[JURIST] Argentine President Cristina Fernandez de Kirchner on Thursday said that she is "sure" [Telam report] that the death of prosecutor Albert Nisman was not a suicide as initially indicated [JURIST report]. Nisman had been appointed to lead the investigation of the 1994 bombing of the Argentinian Jewish Mutual Association, a terrorist attack, known as the worst in the nation's history, leaving 85 dead and injuring 300 others. Last week he accused Kirchner of being involved [JURIST report] in covering up Iran's involvement in the terrorist attack. Nisman was found dead on Sunday with a single bullet wound in his head, the day before he was scheduled to testify about the accusation. Argentine authorities said earlier this week that they would fully investigate Nisman's death. Vivian Fein, the prosecutor investigating it, said that his death was suspicious [Buenos Aires Herald report] and while discussion of suicide was not off the table, she did not "rule out instigation [to suicide]."

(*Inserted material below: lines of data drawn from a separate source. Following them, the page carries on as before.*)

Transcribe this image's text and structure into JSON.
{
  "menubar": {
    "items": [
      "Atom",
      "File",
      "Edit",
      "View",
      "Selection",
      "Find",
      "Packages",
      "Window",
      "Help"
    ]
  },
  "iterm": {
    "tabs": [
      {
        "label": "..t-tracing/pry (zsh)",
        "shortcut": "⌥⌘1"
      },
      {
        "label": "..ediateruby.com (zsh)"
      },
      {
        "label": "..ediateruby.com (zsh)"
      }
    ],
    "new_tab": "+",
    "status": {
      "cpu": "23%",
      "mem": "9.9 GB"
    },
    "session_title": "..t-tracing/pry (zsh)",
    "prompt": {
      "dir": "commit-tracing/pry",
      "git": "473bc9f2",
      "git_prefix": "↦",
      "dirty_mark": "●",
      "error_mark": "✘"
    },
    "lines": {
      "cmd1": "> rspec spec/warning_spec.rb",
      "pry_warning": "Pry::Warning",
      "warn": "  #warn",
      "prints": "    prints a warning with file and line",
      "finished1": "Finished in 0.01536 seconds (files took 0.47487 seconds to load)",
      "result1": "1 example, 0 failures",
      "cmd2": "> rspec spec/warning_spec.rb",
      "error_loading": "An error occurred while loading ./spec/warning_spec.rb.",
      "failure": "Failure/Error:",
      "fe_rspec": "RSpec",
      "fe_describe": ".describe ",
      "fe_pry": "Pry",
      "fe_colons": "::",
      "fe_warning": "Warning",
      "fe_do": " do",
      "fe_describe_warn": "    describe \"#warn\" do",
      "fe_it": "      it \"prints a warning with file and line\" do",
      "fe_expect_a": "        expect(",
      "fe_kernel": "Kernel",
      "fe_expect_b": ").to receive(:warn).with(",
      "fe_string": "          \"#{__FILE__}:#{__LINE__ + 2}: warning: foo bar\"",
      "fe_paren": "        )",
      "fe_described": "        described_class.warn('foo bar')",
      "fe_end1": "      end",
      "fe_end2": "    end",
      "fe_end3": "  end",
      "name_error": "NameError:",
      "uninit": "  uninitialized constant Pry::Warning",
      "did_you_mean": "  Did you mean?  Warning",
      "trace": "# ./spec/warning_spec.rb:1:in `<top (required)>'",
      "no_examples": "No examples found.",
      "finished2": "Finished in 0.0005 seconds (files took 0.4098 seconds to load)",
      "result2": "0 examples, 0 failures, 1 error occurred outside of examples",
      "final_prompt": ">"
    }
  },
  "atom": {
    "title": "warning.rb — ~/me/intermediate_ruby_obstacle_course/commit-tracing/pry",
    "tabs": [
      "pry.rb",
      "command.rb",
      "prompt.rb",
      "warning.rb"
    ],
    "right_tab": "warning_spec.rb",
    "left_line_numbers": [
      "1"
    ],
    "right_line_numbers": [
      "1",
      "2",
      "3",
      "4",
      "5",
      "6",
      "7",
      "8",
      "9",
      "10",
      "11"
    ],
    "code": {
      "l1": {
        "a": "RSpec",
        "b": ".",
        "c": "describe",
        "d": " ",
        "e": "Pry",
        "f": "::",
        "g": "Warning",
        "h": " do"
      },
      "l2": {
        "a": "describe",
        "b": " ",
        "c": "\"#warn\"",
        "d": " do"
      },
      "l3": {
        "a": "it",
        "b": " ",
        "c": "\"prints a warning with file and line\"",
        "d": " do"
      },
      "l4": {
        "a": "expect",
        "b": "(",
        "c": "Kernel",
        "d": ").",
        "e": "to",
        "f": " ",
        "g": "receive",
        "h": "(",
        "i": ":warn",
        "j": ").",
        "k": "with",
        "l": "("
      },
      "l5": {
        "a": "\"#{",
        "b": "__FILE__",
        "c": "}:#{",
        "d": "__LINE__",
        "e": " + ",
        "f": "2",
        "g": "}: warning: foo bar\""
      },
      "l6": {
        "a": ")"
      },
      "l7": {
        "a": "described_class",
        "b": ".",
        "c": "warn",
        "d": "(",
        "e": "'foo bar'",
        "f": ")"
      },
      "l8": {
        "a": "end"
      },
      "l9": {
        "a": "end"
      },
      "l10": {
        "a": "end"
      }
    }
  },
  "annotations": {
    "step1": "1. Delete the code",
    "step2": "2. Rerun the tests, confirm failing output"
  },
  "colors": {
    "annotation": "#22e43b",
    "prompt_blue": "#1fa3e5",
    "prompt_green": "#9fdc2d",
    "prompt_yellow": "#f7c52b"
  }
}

In his accusation, Nisman claimed that the current administration negotiated with the Iranian government to cover up Iran's involvement in exchange for oil to ease Argentina's energy deficit. An appeals court in Argentina ruled in May that a controversial agreement between Argentina and Iran to investigate the 1994 bombing was unconstitutional [JURIST report]. The two nations signed the agreement [JURIST report] in January 2013, which permitted Argentine authorities to question the Iranian suspects under Interpol arrest warrants, but only in Tehran. The agreement also angered Jewish groups who said that the deal empowered Iran without bringing any suspects to justice. No one has been convicted in connection with the bombing.